> _Task item_: Lines with "delta" in the records below: say how many there are, and add nothing.

* * *

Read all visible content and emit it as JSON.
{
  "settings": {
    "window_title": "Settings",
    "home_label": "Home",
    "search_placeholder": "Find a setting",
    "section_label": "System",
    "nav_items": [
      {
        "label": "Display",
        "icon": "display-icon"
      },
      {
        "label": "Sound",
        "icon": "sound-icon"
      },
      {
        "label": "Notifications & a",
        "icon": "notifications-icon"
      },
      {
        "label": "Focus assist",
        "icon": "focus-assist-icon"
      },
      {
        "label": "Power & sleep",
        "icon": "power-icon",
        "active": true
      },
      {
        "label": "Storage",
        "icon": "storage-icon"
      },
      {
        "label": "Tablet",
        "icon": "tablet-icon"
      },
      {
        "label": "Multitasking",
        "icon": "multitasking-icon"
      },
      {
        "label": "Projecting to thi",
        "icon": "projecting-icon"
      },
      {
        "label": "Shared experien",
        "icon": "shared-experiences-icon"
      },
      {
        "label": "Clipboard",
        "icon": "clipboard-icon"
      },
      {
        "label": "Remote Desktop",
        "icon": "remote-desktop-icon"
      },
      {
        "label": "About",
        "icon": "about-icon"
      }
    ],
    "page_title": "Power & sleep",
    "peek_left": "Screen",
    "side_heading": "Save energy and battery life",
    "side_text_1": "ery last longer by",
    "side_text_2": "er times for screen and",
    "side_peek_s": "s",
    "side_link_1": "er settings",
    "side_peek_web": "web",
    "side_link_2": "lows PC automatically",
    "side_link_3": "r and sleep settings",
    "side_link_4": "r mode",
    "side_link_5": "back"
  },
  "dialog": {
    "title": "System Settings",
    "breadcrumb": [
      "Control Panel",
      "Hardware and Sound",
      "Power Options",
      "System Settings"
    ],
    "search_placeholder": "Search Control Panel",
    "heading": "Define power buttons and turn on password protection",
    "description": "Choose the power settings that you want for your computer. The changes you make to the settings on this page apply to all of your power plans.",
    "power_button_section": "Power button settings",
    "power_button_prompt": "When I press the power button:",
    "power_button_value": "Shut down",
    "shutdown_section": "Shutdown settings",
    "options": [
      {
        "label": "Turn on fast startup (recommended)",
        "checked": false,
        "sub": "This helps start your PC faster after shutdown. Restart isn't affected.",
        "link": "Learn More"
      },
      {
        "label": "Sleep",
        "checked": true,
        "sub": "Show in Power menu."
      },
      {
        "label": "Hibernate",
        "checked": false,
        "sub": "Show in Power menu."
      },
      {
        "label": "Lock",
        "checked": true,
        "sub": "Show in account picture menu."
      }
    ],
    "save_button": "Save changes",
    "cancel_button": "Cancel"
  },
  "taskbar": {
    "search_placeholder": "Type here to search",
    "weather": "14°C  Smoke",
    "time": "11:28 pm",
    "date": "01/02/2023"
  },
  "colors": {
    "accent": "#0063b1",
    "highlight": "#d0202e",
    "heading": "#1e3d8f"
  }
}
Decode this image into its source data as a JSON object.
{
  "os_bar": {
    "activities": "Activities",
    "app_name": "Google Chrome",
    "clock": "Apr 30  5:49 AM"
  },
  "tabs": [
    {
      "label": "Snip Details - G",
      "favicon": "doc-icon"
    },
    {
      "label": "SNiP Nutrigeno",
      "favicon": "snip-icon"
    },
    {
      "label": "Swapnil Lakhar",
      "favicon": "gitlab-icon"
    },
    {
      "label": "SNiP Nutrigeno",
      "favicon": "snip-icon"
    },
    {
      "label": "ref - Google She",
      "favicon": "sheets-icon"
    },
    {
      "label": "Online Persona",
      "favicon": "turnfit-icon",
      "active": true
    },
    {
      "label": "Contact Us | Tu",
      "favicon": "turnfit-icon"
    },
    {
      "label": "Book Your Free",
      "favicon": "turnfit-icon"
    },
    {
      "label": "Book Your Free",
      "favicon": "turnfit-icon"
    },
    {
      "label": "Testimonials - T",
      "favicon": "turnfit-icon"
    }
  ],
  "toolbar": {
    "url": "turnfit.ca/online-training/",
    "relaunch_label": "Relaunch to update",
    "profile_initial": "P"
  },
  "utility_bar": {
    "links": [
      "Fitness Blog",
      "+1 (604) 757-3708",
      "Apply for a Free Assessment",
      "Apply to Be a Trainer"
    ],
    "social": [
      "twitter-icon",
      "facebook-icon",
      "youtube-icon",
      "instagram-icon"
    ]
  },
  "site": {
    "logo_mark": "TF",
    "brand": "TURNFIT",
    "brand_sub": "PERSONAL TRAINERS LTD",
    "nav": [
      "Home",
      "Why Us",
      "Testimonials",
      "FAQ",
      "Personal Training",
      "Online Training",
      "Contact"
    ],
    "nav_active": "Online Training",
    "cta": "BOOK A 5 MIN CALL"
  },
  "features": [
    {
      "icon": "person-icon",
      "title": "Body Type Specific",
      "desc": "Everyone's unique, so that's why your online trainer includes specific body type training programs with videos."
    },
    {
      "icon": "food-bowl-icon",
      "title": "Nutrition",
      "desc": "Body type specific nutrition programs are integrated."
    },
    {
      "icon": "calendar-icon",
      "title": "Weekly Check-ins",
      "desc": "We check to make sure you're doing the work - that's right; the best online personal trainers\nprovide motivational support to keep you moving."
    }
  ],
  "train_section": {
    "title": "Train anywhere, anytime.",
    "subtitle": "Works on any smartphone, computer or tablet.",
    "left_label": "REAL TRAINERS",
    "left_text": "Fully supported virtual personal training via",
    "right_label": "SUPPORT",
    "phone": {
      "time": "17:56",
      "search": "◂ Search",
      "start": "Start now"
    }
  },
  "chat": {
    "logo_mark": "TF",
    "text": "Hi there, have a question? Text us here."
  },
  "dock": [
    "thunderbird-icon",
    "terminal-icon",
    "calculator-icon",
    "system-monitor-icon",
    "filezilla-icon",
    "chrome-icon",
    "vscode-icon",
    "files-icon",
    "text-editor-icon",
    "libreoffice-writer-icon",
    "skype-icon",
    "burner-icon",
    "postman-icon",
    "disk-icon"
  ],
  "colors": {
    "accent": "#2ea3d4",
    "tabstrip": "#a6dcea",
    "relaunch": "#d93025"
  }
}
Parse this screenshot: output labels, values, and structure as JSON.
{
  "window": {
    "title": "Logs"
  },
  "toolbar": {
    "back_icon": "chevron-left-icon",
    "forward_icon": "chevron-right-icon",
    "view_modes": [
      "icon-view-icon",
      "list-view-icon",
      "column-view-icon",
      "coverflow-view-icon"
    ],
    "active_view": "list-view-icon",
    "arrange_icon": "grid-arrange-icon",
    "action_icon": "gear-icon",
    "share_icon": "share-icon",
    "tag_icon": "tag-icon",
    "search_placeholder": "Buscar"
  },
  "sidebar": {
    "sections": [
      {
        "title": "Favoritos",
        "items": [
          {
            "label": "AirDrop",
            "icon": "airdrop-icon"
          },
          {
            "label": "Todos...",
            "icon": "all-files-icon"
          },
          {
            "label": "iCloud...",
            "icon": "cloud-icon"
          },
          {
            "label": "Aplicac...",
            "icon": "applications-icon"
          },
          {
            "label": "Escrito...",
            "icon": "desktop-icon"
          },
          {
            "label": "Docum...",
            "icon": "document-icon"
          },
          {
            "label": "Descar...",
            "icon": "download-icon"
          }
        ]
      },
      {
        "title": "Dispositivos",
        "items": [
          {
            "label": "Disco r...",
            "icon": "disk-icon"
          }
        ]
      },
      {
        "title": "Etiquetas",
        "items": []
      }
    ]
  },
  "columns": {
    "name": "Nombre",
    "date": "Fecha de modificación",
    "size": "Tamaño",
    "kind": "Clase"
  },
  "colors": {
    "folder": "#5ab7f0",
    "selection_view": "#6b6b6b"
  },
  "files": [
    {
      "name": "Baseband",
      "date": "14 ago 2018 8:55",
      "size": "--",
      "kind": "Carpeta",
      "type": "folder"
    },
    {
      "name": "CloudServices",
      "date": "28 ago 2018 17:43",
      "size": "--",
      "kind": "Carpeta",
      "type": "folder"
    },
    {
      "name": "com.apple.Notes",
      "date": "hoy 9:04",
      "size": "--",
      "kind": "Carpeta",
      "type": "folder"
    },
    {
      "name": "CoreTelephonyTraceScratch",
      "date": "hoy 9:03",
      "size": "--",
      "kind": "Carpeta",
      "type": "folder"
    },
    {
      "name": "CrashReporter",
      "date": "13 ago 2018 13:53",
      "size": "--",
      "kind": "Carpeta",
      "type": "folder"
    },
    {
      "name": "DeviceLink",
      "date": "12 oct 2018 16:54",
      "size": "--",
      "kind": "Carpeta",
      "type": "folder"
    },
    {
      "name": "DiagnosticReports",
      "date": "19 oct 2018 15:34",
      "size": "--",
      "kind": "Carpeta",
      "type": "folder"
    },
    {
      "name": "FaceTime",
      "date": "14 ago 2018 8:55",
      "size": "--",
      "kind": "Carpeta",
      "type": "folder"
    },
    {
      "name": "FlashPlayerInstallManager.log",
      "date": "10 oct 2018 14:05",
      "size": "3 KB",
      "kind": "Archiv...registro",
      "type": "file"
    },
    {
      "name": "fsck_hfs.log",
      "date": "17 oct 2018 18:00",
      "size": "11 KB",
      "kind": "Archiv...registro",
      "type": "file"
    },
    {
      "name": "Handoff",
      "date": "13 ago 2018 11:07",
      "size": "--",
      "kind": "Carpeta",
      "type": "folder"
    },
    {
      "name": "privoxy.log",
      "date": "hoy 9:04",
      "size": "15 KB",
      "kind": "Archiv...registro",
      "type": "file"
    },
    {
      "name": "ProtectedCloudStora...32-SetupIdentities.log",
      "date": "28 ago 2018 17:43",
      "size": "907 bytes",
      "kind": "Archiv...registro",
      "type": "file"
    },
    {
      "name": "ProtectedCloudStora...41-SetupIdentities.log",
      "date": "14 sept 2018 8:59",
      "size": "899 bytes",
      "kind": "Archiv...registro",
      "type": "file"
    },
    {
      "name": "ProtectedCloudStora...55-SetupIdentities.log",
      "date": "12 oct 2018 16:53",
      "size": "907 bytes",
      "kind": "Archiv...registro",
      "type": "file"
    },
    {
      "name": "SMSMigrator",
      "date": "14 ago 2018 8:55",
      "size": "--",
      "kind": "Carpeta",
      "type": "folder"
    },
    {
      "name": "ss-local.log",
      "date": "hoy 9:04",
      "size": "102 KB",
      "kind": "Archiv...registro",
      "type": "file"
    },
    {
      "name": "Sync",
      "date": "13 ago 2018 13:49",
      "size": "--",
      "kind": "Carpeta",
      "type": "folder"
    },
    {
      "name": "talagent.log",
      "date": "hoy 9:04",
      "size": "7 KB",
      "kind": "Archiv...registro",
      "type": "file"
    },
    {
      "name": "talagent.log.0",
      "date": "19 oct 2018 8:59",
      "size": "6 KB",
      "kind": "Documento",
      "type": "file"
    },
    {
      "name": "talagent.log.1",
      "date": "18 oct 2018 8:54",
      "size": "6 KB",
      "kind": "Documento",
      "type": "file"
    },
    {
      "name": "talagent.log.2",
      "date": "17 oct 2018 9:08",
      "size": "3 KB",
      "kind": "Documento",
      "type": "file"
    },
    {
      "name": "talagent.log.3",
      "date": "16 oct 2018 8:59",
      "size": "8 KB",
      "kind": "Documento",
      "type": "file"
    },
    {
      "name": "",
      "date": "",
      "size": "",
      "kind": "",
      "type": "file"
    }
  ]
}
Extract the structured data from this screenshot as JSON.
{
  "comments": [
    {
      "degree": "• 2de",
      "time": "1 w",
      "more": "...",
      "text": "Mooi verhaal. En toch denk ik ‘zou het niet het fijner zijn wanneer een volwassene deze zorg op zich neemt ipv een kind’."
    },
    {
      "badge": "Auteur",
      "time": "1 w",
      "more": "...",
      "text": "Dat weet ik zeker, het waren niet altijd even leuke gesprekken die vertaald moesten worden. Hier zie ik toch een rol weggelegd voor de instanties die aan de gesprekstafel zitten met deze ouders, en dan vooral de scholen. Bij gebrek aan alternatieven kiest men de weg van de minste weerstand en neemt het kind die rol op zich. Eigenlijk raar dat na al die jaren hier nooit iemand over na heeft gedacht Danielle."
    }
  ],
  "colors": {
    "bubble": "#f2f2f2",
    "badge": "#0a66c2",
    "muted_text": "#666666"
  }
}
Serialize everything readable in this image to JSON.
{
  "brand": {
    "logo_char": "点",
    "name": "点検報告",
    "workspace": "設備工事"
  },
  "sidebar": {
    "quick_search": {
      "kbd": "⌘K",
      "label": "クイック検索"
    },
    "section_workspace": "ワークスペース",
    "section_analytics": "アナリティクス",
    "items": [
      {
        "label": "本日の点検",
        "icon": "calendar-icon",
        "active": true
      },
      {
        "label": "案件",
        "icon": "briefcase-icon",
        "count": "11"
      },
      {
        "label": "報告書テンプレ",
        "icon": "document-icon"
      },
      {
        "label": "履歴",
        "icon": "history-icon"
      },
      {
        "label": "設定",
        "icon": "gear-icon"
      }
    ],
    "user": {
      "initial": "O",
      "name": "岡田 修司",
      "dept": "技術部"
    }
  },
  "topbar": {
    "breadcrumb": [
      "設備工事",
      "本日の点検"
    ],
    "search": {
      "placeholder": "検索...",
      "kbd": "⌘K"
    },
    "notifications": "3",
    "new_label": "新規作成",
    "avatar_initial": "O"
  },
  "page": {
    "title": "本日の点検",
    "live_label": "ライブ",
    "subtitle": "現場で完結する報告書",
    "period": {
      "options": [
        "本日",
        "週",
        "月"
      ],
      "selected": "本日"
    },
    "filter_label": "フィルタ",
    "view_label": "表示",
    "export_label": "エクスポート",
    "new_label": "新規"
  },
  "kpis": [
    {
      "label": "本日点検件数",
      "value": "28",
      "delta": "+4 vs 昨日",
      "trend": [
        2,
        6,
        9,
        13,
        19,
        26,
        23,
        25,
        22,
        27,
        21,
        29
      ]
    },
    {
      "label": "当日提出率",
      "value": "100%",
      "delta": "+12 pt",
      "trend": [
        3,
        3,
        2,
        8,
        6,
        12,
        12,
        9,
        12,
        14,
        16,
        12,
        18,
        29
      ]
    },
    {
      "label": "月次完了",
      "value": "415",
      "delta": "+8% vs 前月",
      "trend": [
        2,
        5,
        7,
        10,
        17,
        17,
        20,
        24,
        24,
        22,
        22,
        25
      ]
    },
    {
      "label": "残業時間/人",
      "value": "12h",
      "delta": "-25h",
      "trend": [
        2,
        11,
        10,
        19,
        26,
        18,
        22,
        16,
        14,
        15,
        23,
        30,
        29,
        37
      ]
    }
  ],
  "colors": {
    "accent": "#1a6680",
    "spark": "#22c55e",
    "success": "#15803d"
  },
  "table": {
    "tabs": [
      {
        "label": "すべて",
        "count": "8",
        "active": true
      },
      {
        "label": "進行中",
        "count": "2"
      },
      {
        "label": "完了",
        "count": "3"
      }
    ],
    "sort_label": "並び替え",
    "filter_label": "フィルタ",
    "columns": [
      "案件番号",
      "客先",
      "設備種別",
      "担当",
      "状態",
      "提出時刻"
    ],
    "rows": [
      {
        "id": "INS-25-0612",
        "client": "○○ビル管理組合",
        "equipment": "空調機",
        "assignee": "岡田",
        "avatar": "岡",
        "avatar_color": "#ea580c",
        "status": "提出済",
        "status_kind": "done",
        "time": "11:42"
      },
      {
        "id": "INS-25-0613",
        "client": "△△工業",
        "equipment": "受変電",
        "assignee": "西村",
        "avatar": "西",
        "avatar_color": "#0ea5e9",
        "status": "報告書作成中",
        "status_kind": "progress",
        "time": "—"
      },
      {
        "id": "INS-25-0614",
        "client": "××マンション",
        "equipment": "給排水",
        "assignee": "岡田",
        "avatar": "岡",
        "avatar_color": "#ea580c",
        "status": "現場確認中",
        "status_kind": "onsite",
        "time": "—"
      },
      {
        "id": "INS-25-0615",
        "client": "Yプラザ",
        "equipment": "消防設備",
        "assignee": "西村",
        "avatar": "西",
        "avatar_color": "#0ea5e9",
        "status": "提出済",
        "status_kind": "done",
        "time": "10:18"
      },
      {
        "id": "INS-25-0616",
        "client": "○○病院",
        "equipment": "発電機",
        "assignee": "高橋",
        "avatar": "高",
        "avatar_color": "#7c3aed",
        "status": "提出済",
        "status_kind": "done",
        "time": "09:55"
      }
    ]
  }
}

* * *

> _Written response_: 4